Start of Data extracts

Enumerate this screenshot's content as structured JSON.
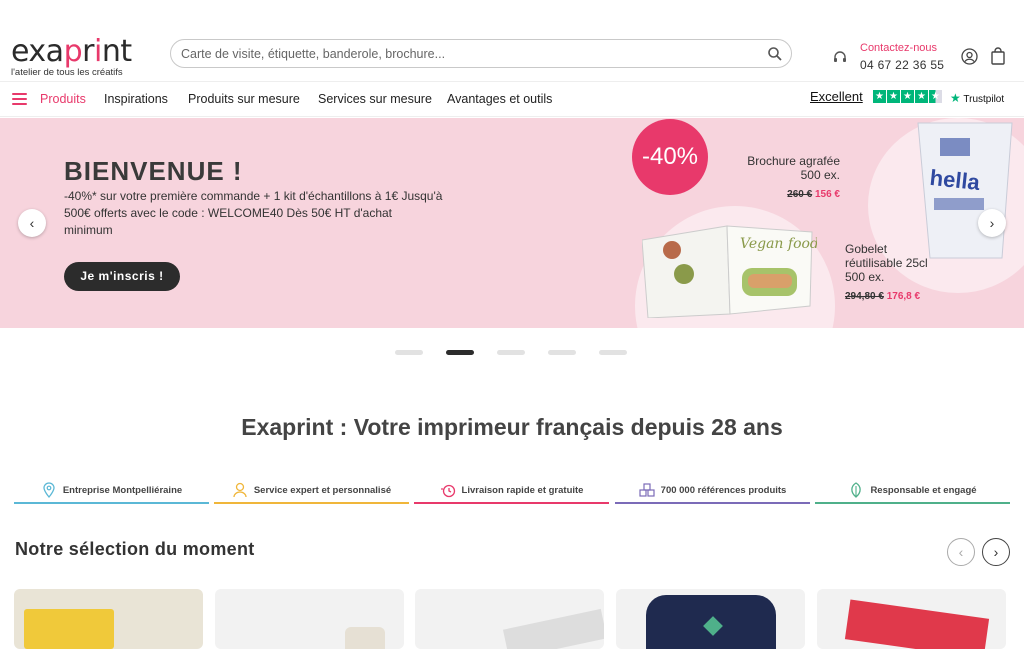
{
  "header": {
    "logo_text": "exaprint",
    "logo_tagline": "l'atelier de tous les créatifs",
    "search_placeholder": "Carte de visite, étiquette, banderole, brochure...",
    "contact_label": "Contactez-nous",
    "contact_phone": "04 67 22 36 55"
  },
  "nav": {
    "items": [
      "Produits",
      "Inspirations",
      "Produits sur mesure",
      "Services sur mesure",
      "Avantages et outils"
    ],
    "trustpilot_rating": "Excellent",
    "trustpilot_brand": "Trustpilot",
    "trustpilot_color": "#00b67a"
  },
  "hero": {
    "title": "BIENVENUE !",
    "text": "-40%* sur votre première commande + 1 kit d'échantillons à 1€ Jusqu'à 500€ offerts avec le code : WELCOME40 Dès 50€ HT d'achat minimum",
    "cta": "Je m'inscris !",
    "discount": "-40%",
    "promo_a": {
      "name": "Brochure agrafée",
      "qty": "500 ex.",
      "old_price": "260 €",
      "new_price": "156 €"
    },
    "promo_b": {
      "name": "Gobelet réutilisable 25cl",
      "qty": "500 ex.",
      "old_price": "294,80 €",
      "new_price": "176,8 €"
    },
    "brochure_text": "Vegan food",
    "cup_text": "hella",
    "bg_color": "#f7d4dd",
    "accent": "#e8396b"
  },
  "carousel": {
    "slides": 5,
    "active": 2
  },
  "section_title": "Exaprint : Votre imprimeur français depuis 28 ans",
  "features": [
    {
      "label": "Entreprise Montpelliéraine",
      "icon": "location-pin-icon",
      "color": "#5bb8d6"
    },
    {
      "label": "Service expert et personnalisé",
      "icon": "expert-user-icon",
      "color": "#f0b63a"
    },
    {
      "label": "Livraison rapide et gratuite",
      "icon": "fast-delivery-icon",
      "color": "#e8396b"
    },
    {
      "label": "700 000 références produits",
      "icon": "cubes-icon",
      "color": "#7b6bb8"
    },
    {
      "label": "Responsable et engagé",
      "icon": "leaf-icon",
      "color": "#4fb08a"
    }
  ],
  "selection_title": "Notre sélection du moment"
}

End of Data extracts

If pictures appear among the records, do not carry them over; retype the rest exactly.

[Answer space]:
Enumerate this screenshot's content as structured JSON.
{
  "header": {
    "logo_text": "exaprint",
    "logo_tagline": "l'atelier de tous les créatifs",
    "search_placeholder": "Carte de visite, étiquette, banderole, brochure...",
    "contact_label": "Contactez-nous",
    "contact_phone": "04 67 22 36 55"
  },
  "nav": {
    "items": [
      "Produits",
      "Inspirations",
      "Produits sur mesure",
      "Services sur mesure",
      "Avantages et outils"
    ],
    "trustpilot_rating": "Excellent",
    "trustpilot_brand": "Trustpilot",
    "trustpilot_color": "#00b67a"
  },
  "hero": {
    "title": "BIENVENUE !",
    "text": "-40%* sur votre première commande + 1 kit d'échantillons à 1€ Jusqu'à 500€ offerts avec le code : WELCOME40 Dès 50€ HT d'achat minimum",
    "cta": "Je m'inscris !",
    "discount": "-40%",
    "promo_a": {
      "name": "Brochure agrafée",
      "qty": "500 ex.",
      "old_price": "260 €",
      "new_price": "156 €"
    },
    "promo_b": {
      "name": "Gobelet réutilisable 25cl",
      "qty": "500 ex.",
      "old_price": "294,80 €",
      "new_price": "176,8 €"
    },
    "brochure_text": "Vegan food",
    "cup_text": "hella",
    "bg_color": "#f7d4dd",
    "accent": "#e8396b"
  },
  "carousel": {
    "slides": 5,
    "active": 2
  },
  "section_title": "Exaprint : Votre imprimeur français depuis 28 ans",
  "features": [
    {
      "label": "Entreprise Montpelliéraine",
      "icon": "location-pin-icon",
      "color": "#5bb8d6"
    },
    {
      "label": "Service expert et personnalisé",
      "icon": "expert-user-icon",
      "color": "#f0b63a"
    },
    {
      "label": "Livraison rapide et gratuite",
      "icon": "fast-delivery-icon",
      "color": "#e8396b"
    },
    {
      "label": "700 000 références produits",
      "icon": "cubes-icon",
      "color": "#7b6bb8"
    },
    {
      "label": "Responsable et engagé",
      "icon": "leaf-icon",
      "color": "#4fb08a"
    }
  ],
  "selection_title": "Notre sélection du moment"
}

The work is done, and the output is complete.